Such changes not only dazzle the mind the way that the improved visuals dazzle the eye, but also make the desktop a more complex place. Although most of KDE 4’s innovations are not difficult to learn (assuming all is well), the question may be how many users actually take advantage of them. If a desktop is primarily a place from which to find and start applications, then KDE 3 may very well meet the average user’s needs just as well as its successor, and with less distraction.
For such users, KDE 3 might also have the advantage of not distracting users with new concepts and features that are convenient (to say nothing of ingenious) but not essential. In the basics, particularly customization, there is little reason to prefer KDE 4 over its predecessor.
Feature vs Feature
In fact, when you start look at essentials, you cannot always assume that KDE 4 is easier to use. Often, it is not, as in the panel, where it offers a choice of three different menus, control over which notifications display, and the addition of speech notification and holiday calendars on the clock.
Yet, almost as often, KDE 3 displays features that KDE 4 lacks. For instance, where KDE 4 leaves customization of the panel to the desktop theme you select, KDE 3’s panel controls allow you to select an image to use for the background, or to set the panel’s degree of transparency independently of the them. Similarly, KDE 3 has a selection of pre-defined panel types, most of which you can mimic using the KDE 4 series, but only with effort and ingenuity.
And, unlike KDE3’s panel, the one in KDE 4 does not allow you to add applications from the menu. Instead, the closest you can come is to add an applications to the Favorites menu.
In the system settings, the differences are even subtler. KDE 4’s System Settings dialog has the advantage of offering both an icon and tree view and its main tab (but not the Advanced one) is more highly organized than KDE 3’s Control Center. This higher degree of organization makes finding settings much easier in the KDE 4 series. By contrast, KDE 3’s tree view can be formidably long.
The KDE 4 System Settings dialog
However, you could argue just as well that the KDE 3 Control Center has the advantage of making settings easier to find because they are all in one window. At times, the Control Center even has features that the newer System Settings lack, including specialized settings for Thinkpad and Vaio laptops.
Admittedly, the current KDE release is missing far less of KDE 3’s features than the first release in the 4 series. Yet, even now, you can find cases where KDE 3 either has the advantage or else is more convenient to use. Even after five releases of KDE 4, you cannot always assume the latest is the greatest.
Choosing a Release Series
So which series is preferable? For some, the answer will depend on a few features — maybe even one — that one series has and the other lacks.
For others, the answer may be a matter of philosophy and taste. For those who are uninterested in features that might — theoretically — improve their work habits, KDE 4 offers few reasons to choose it. For others, KDE 3 might seem to offer more stability and less chance of systemic problems, or, perhaps, enough to satisfy their straightforward requirement.

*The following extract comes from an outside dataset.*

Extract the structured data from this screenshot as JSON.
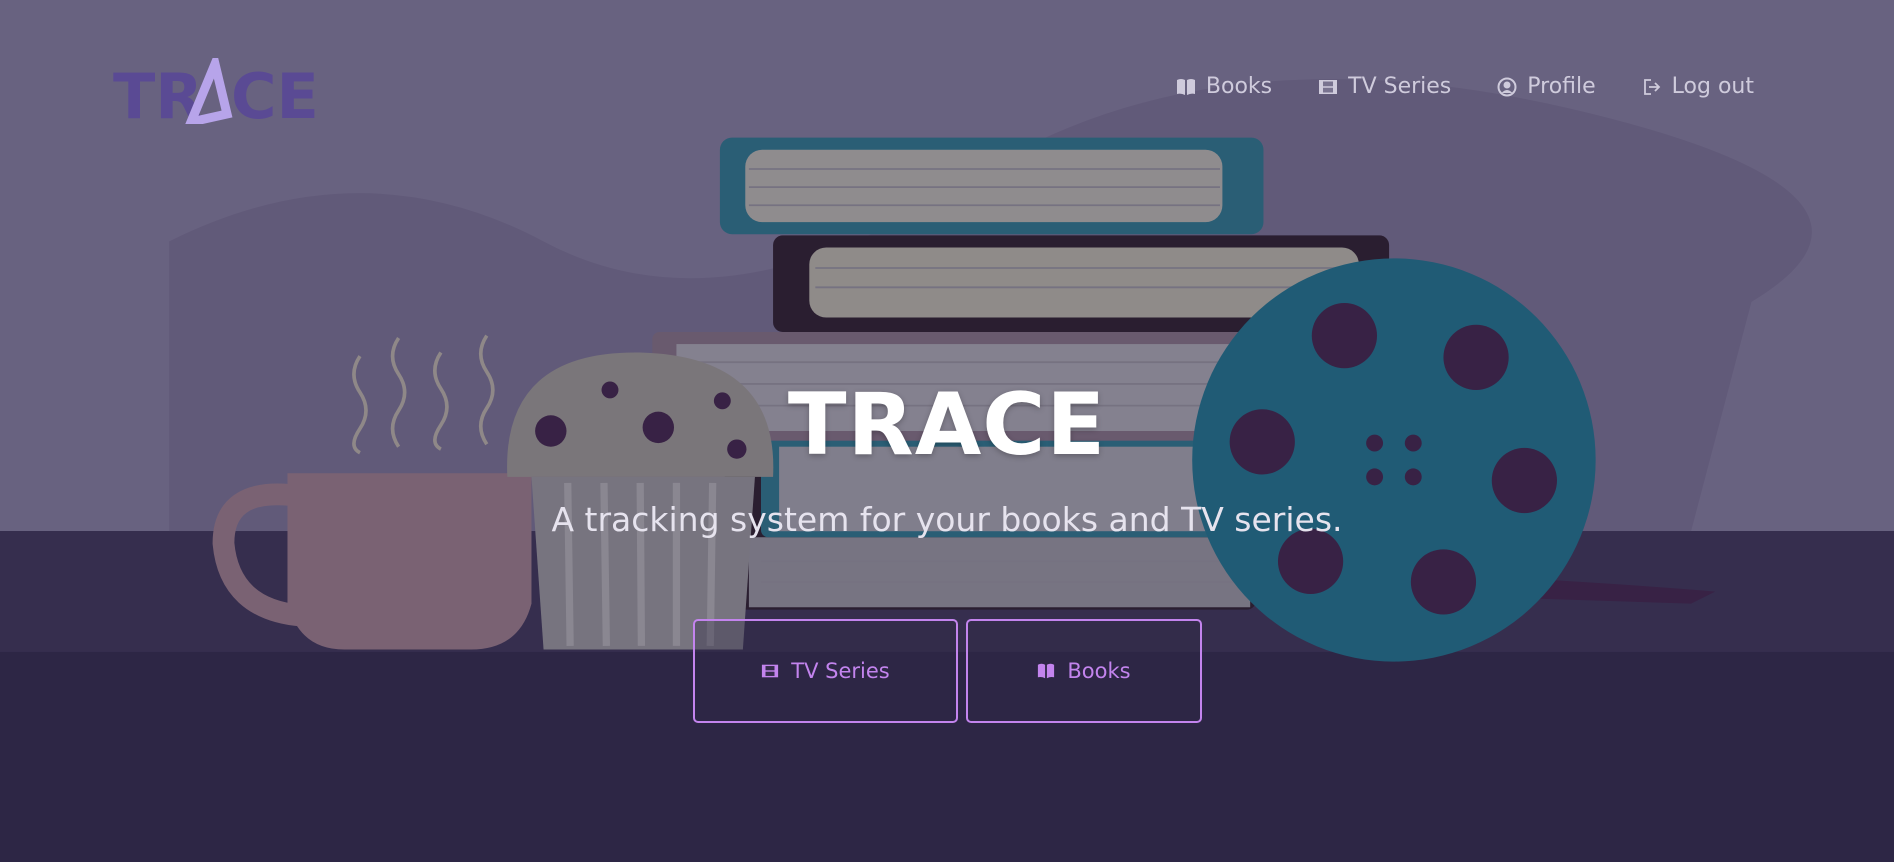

On the other hand, for those who are adventurous, or want to see some of the latest technologies, KDE 4 seems the clear choice. Few desktops, whether proprietary or free, are more innovative than KDE 4, and, if you choose it, you just might find a way to streamline your work or customize your desktop more exactly to your preferences.
Unless a project takes over KDE 3 development, sooner or later it may become unusable with the latest generation of computers. But, until that happens, the fact that both series co-exist emphasizes two of the advantages of free and open source software: Nothing is really lost, and users can work the way that seems best to them.